- Work request -
Below are some records; output all of them exactly as they read.
+--
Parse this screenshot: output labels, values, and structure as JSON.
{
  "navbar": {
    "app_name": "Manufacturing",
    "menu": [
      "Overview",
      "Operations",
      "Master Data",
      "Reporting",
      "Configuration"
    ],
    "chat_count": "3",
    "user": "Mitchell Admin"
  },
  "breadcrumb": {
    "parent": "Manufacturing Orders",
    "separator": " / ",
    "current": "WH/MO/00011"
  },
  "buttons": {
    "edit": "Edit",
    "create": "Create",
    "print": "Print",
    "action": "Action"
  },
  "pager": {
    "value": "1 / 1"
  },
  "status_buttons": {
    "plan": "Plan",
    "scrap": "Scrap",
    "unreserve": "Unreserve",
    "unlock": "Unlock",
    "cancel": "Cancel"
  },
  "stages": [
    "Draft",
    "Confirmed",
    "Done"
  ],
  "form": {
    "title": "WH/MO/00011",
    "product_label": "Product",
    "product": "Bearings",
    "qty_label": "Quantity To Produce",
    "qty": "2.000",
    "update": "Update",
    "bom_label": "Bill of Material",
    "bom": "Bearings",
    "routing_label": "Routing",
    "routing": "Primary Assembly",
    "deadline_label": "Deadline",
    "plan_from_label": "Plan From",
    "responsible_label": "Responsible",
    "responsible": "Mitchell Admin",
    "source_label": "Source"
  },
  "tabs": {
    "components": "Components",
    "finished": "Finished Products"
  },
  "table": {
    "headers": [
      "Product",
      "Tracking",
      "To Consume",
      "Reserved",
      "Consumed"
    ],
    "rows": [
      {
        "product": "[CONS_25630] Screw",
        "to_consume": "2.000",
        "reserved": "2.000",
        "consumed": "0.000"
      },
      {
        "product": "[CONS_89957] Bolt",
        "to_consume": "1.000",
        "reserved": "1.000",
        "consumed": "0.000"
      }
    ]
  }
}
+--
- Task solution -
Parse this screenshot: output labels, values, and structure as JSON.
{
  "navbar": {
    "app_name": "Manufacturing",
    "menu": [
      "Overview",
      "Operations",
      "Master Data",
      "Reporting",
      "Configuration"
    ],
    "chat_count": "3",
    "user": "Mitchell Admin"
  },
  "breadcrumb": {
    "parent": "Manufacturing Orders",
    "separator": " / ",
    "current": "WH/MO/00011"
  },
  "buttons": {
    "edit": "Edit",
    "create": "Create",
    "print": "Print",
    "action": "Action"
  },
  "pager": {
    "value": "1 / 1"
  },
  "status_buttons": {
    "plan": "Plan",
    "scrap": "Scrap",
    "unreserve": "Unreserve",
    "unlock": "Unlock",
    "cancel": "Cancel"
  },
  "stages": [
    "Draft",
    "Confirmed",
    "Done"
  ],
  "form": {
    "title": "WH/MO/00011",
    "product_label": "Product",
    "product": "Bearings",
    "qty_label": "Quantity To Produce",
    "qty": "2.000",
    "update": "Update",
    "bom_label": "Bill of Material",
    "bom": "Bearings",
    "routing_label": "Routing",
    "routing": "Primary Assembly",
    "deadline_label": "Deadline",
    "plan_from_label": "Plan From",
    "responsible_label": "Responsible",
    "responsible": "Mitchell Admin",
    "source_label": "Source"
  },
  "tabs": {
    "components": "Components",
    "finished": "Finished Products"
  },
  "table": {
    "headers": [
      "Product",
      "Tracking",
      "To Consume",
      "Reserved",
      "Consumed"
    ],
    "rows": [
      {
        "product": "[CONS_25630] Screw",
        "to_consume": "2.000",
        "reserved": "2.000",
        "consumed": "0.000"
      },
      {
        "product": "[CONS_89957] Bolt",
        "to_consume": "1.000",
        "reserved": "1.000",
        "consumed": "0.000"
      }
    ]
  }
}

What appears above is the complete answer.